Instructions for the task:
Scan the data below. Pull out each line where "change" occurs.
(Records for the exercise)
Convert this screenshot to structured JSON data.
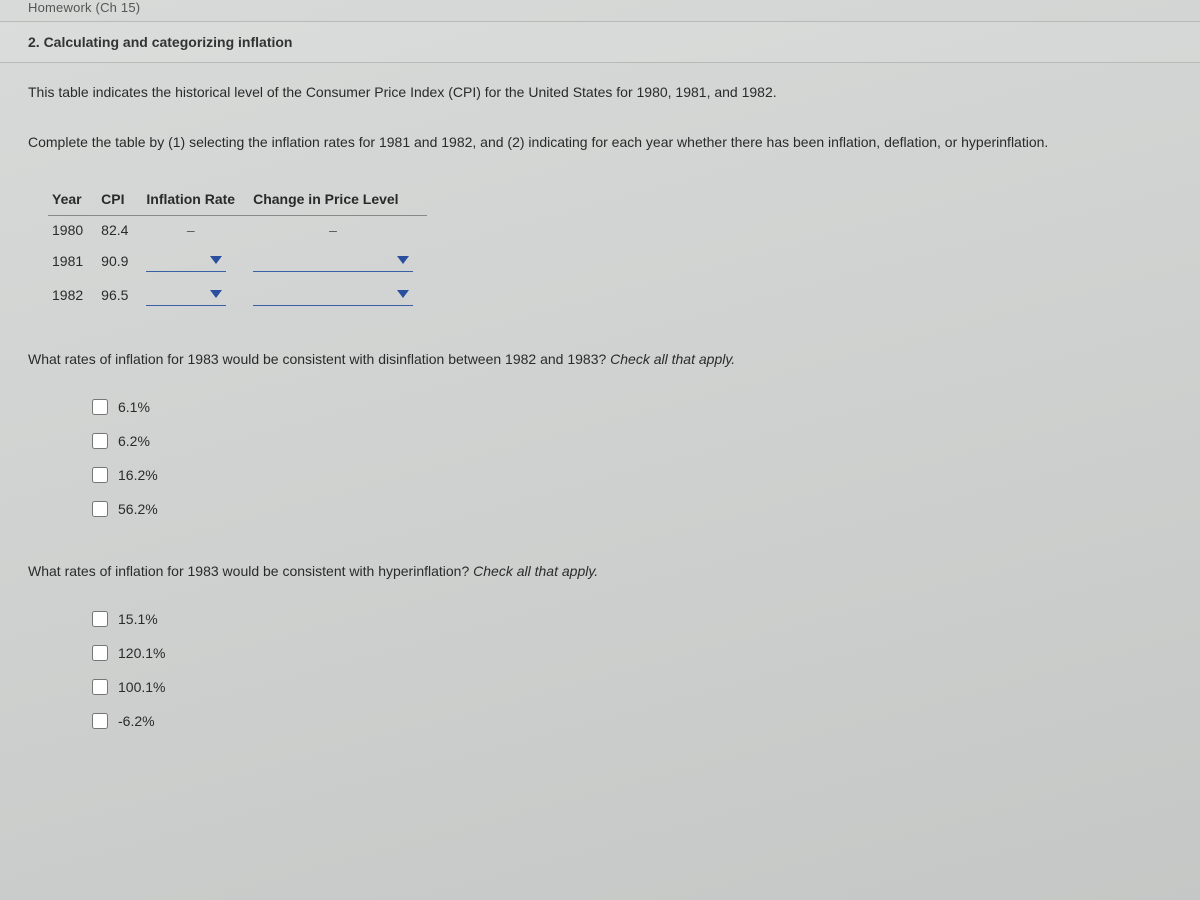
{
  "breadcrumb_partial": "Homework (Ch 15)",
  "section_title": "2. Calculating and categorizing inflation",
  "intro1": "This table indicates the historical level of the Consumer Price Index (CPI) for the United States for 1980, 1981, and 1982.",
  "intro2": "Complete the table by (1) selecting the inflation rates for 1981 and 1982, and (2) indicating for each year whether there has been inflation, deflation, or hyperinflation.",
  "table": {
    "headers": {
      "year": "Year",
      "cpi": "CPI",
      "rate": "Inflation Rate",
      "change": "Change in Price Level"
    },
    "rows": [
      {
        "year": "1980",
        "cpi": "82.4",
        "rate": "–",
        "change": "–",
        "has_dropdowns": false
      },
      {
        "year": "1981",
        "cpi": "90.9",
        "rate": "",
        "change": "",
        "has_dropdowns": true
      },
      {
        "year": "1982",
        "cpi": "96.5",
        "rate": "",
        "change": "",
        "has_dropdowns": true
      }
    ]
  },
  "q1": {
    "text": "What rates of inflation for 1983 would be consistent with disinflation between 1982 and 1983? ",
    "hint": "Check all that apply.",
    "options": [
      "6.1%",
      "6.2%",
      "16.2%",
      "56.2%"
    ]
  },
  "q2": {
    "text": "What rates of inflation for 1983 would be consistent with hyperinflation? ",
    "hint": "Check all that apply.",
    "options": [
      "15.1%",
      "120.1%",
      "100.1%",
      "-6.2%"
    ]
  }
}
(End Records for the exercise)
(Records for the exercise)
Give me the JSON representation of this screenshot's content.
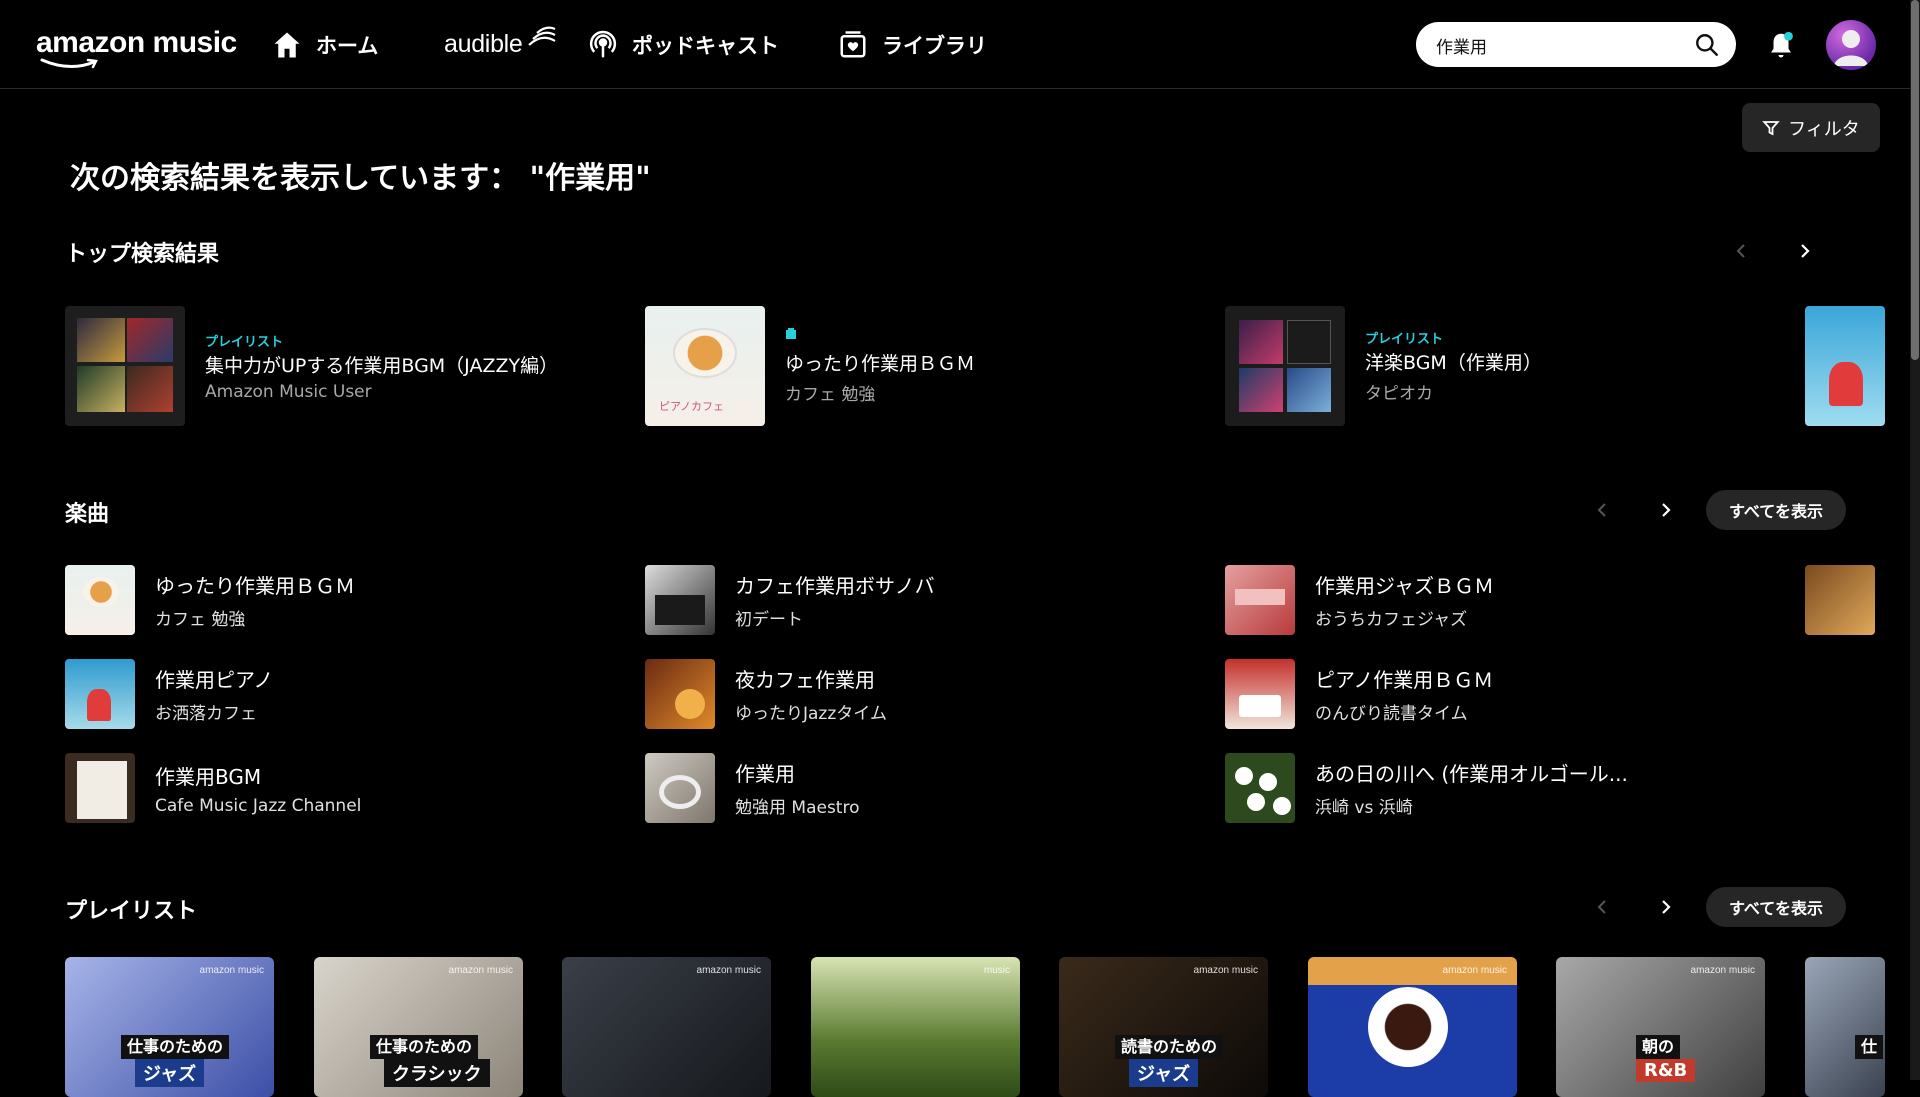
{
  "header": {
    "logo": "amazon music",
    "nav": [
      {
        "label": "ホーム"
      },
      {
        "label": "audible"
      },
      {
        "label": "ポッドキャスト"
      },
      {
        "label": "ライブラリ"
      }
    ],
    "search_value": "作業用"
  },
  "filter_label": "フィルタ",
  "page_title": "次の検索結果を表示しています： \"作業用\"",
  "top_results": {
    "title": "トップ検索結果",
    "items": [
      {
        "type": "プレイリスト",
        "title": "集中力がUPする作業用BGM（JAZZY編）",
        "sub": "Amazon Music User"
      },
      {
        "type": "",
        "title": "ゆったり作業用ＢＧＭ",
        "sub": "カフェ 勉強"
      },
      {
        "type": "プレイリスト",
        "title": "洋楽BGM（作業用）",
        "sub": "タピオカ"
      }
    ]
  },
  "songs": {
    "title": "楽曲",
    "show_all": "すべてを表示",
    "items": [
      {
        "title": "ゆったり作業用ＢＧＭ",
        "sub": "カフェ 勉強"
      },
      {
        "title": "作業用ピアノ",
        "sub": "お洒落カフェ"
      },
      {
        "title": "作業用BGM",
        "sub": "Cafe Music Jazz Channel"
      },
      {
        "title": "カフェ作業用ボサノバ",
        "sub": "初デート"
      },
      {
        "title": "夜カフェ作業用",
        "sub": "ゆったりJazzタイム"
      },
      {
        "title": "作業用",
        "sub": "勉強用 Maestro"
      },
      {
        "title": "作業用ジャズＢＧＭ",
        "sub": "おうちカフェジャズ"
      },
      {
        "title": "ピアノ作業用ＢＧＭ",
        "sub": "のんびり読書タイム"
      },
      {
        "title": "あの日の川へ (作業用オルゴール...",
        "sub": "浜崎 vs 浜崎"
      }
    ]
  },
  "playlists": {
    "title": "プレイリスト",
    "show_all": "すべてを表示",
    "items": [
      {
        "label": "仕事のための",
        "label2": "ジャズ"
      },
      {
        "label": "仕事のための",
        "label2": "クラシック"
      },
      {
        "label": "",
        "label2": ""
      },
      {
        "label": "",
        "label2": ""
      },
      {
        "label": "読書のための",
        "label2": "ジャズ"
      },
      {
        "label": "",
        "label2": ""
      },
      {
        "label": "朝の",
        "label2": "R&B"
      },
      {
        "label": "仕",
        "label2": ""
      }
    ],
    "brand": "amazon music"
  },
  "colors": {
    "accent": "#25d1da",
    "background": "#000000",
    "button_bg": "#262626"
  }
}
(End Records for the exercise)
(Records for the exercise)
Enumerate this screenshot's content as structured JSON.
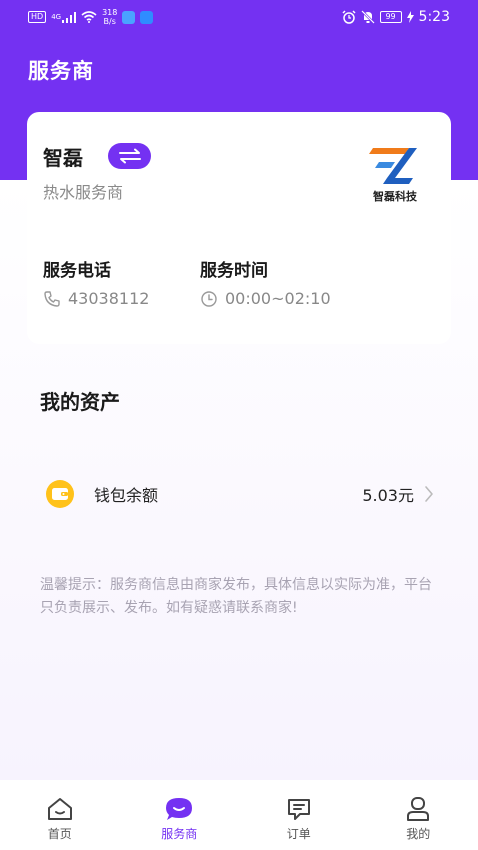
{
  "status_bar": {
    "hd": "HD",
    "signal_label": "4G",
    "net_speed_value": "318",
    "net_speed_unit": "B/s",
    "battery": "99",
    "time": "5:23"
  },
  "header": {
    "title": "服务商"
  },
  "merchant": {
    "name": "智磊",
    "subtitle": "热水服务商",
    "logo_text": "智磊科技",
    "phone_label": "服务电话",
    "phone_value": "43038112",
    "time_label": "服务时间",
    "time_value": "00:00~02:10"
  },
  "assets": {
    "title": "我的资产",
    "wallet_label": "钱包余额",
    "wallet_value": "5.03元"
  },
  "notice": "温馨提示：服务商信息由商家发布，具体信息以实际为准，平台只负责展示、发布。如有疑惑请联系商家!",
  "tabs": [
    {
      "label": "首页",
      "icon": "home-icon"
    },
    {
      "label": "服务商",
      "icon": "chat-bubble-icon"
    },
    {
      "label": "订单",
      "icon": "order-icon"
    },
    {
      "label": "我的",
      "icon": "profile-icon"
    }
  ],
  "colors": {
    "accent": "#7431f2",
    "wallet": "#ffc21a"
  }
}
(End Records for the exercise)
Reply to the task:
      "change": "Change in Price Level"
        "change": "–",
        "change": "",
        "change": "",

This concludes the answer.